    View details for DOI 10.1038/nature10348

    View details for Web of Science ID 000294852400033

    View details for PubMedID 21866103

  • Editing N-Glycan Site Occupancy with Small-Molecule Oligosaccharyltransferase Inhibitors CELL CHEMICAL BIOLOGY Rinis, N., Golden, J. E., Marceau, C. D., Carette, J. E., Van Zandt, M. C., Gilmore, R., Contessa, J. N. 2018; 25 (10): 1231-+

    Abstract

    The oligosaccharyltransferase (OST) is a multisubunit enzyme complex that N-glycosylates proteins in the secretory pathway and is considered to be constitutive and unregulated. However, small-molecule OST inhibitors such as NGI-1 provide a pharmacological approach for regulating N-linked glycosylation. Herein we design cell models with knockout of each OST catalytic subunit (STT3A or STT3B) to screen the activity of NGI-1 and its analogs.
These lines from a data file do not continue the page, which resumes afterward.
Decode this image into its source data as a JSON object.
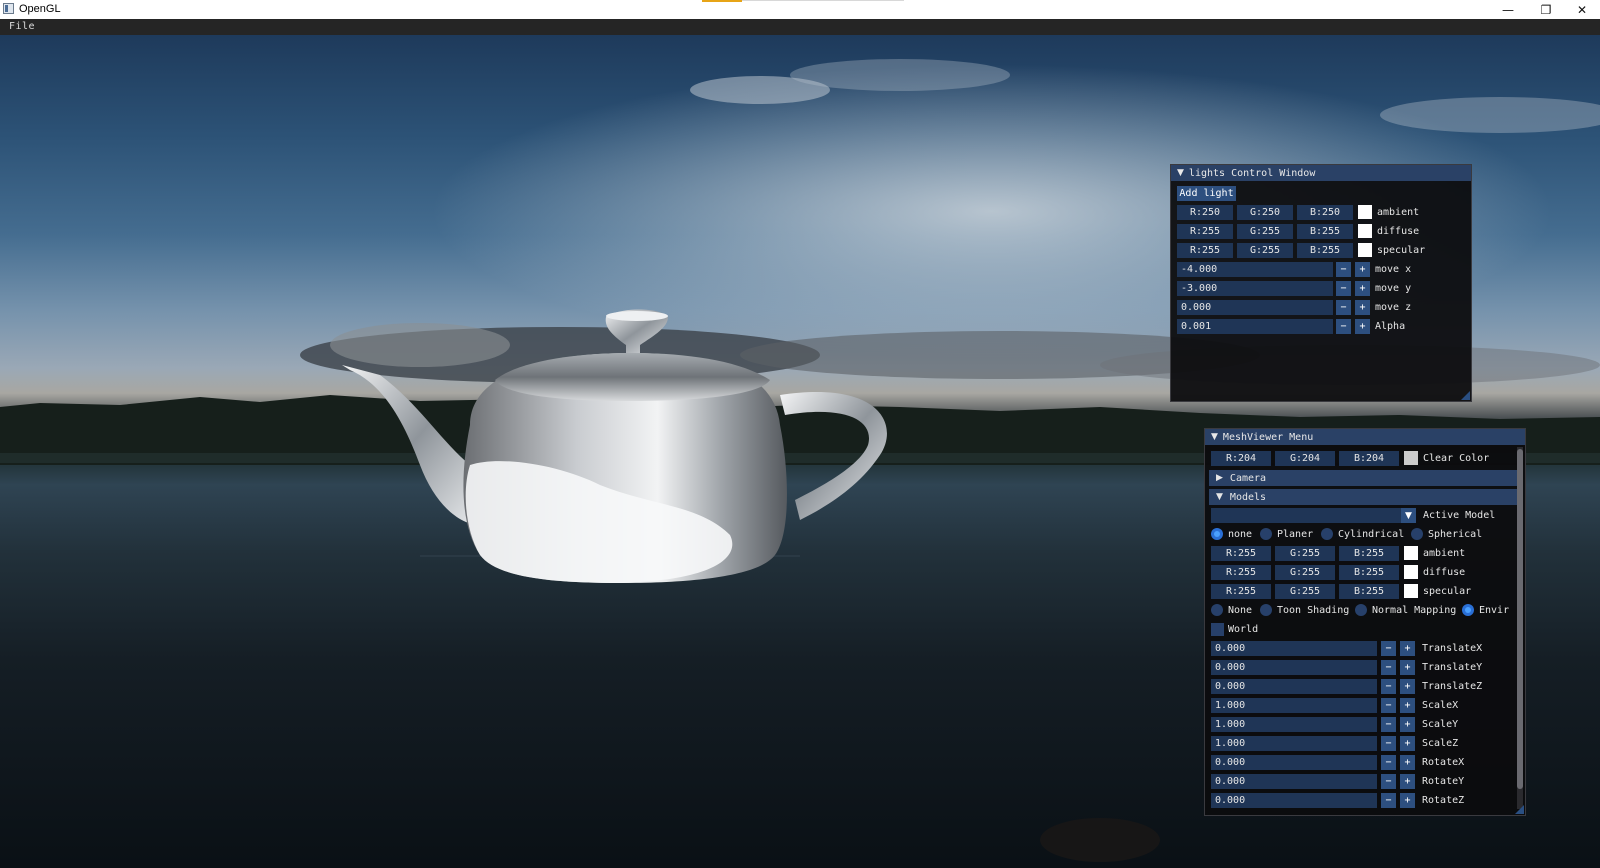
{
  "window": {
    "title": "OpenGL"
  },
  "menu": {
    "file": "File"
  },
  "lights": {
    "title": "lights Control Window",
    "add_light": "Add light",
    "ambient": {
      "r": "R:250",
      "g": "G:250",
      "b": "B:250",
      "label": "ambient"
    },
    "diffuse": {
      "r": "R:255",
      "g": "G:255",
      "b": "B:255",
      "label": "diffuse"
    },
    "specular": {
      "r": "R:255",
      "g": "G:255",
      "b": "B:255",
      "label": "specular"
    },
    "move_x": {
      "value": "-4.000",
      "label": "move x"
    },
    "move_y": {
      "value": "-3.000",
      "label": "move y"
    },
    "move_z": {
      "value": "0.000",
      "label": "move z"
    },
    "alpha": {
      "value": "0.001",
      "label": "Alpha"
    }
  },
  "mesh": {
    "title": "MeshViewer Menu",
    "clear": {
      "r": "R:204",
      "g": "G:204",
      "b": "B:204",
      "label": "Clear Color"
    },
    "camera": "Camera",
    "models": "Models",
    "active_model": "Active Model",
    "mapping": [
      "none",
      "Planer",
      "Cylindrical",
      "Spherical"
    ],
    "ambient": {
      "r": "R:255",
      "g": "G:255",
      "b": "B:255",
      "label": "ambient"
    },
    "diffuse": {
      "r": "R:255",
      "g": "G:255",
      "b": "B:255",
      "label": "diffuse"
    },
    "specular": {
      "r": "R:255",
      "g": "G:255",
      "b": "B:255",
      "label": "specular"
    },
    "shading": [
      "None",
      "Toon Shading",
      "Normal Mapping",
      "Envir"
    ],
    "world": "World",
    "transforms": [
      {
        "value": "0.000",
        "label": "TranslateX"
      },
      {
        "value": "0.000",
        "label": "TranslateY"
      },
      {
        "value": "0.000",
        "label": "TranslateZ"
      },
      {
        "value": "1.000",
        "label": "ScaleX"
      },
      {
        "value": "1.000",
        "label": "ScaleY"
      },
      {
        "value": "1.000",
        "label": "ScaleZ"
      },
      {
        "value": "0.000",
        "label": "RotateX"
      },
      {
        "value": "0.000",
        "label": "RotateY"
      },
      {
        "value": "0.000",
        "label": "RotateZ"
      }
    ]
  },
  "controls": {
    "minus": "−",
    "plus": "+"
  }
}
We show that NGI-1 targets the function of both STT3A and STT3B and use structure-activity relationships to guide synthesis of catalytic subunit-specific inhibitors. Using this approach, pharmacophores that increase STT3B selectivity are characterized and an STT3B-specific inhibitor is identified. This inhibitor has discrete biological effects on endogenous STT3B target proteins such as COX2 but does not activate the cellular unfolded protein response. Together this work demonstrates that subsets of glycoproteins can be regulated through pharmacologic inhibition of N-linked glycosylation.

    View details for DOI 10.1016/j.chembiol.2018.07.005

    View details for Web of Science ID 000447868100007

    View details for PubMedID 30078634

  • Species-independent contribution of ZBP1/DAI/DLM-1-triggered necroptosis in host defense against HSV1 CELL DEATH & DISEASE Guo, H., Gilley, R. P., Fisher, A., Lane, R., Landsteiner, V. J., Ragan, K. B., Dovey, C. M., Carette, J. E., Upton, J. W., Mocarski, E. S., Kaiser, W. J. 2018; 9: 816

    Abstract

    Necroptosis complements apoptosis as a host defense pathway to stop virus infection. Herpes simplex virus shows a propensity to trigger necroptosis of mouse cells and mice even though cell death is blocked in human cells through UL39-encoded ICP6. This ribonucleotide reductase large subunit (R1) nucleates RHIM-dependent oligomerization of RIP3 kinase (RIPK3, also known as RIP3) in mouse cells but inhibits activation in cells from the natural human host. By interrogating the comparative behavior of ICP6-deficient viruses in mouse and human cells, here we unveil virus-induced necroptosis mediated by Z-DNA-binding protein 1 (ZBP1, also known as DAI). ZBP1 acts as a pathogen sensor to detect nascent RNA transcripts rather than input viral DNA or viral DNA generated through replication. Consistent with the implicated role of virus-induced necroptosis in restricting infection, viral pathogenesis is restored in Zbp1-/-, Ripk3-/- and Mlkl-/- mice. Thus, in addition to direct activation of RIPK3 via ICP6, HSV1 infection in mice and mouse cells triggers virus-induced necroptosis through ZBP1. Importantly, virus-induced necroptosis is also induced in human HT-29 cells by ICP6 mutant viruses; however, ZBP1 levels must be elevated for this pathway to be active. Thus, our studies reveal a common, species-independent role of this nucleic acid sensor to detect the presence of this virus. HSV1 ICP6 functions as a bona fide RHIM signaling inhibitor to block virus-induced necroptosis in its natural host. Altogether, ZBP1-dependent restriction of herpesvirus infection emerges as a potent antiviral armament of the innate immune system.

    View details for DOI 10.1038/s41419-018-0868-3

    View details for Web of Science ID 000440242800003

    View details for PubMedID 30050136

    View details for PubMedCentralID PMC6062522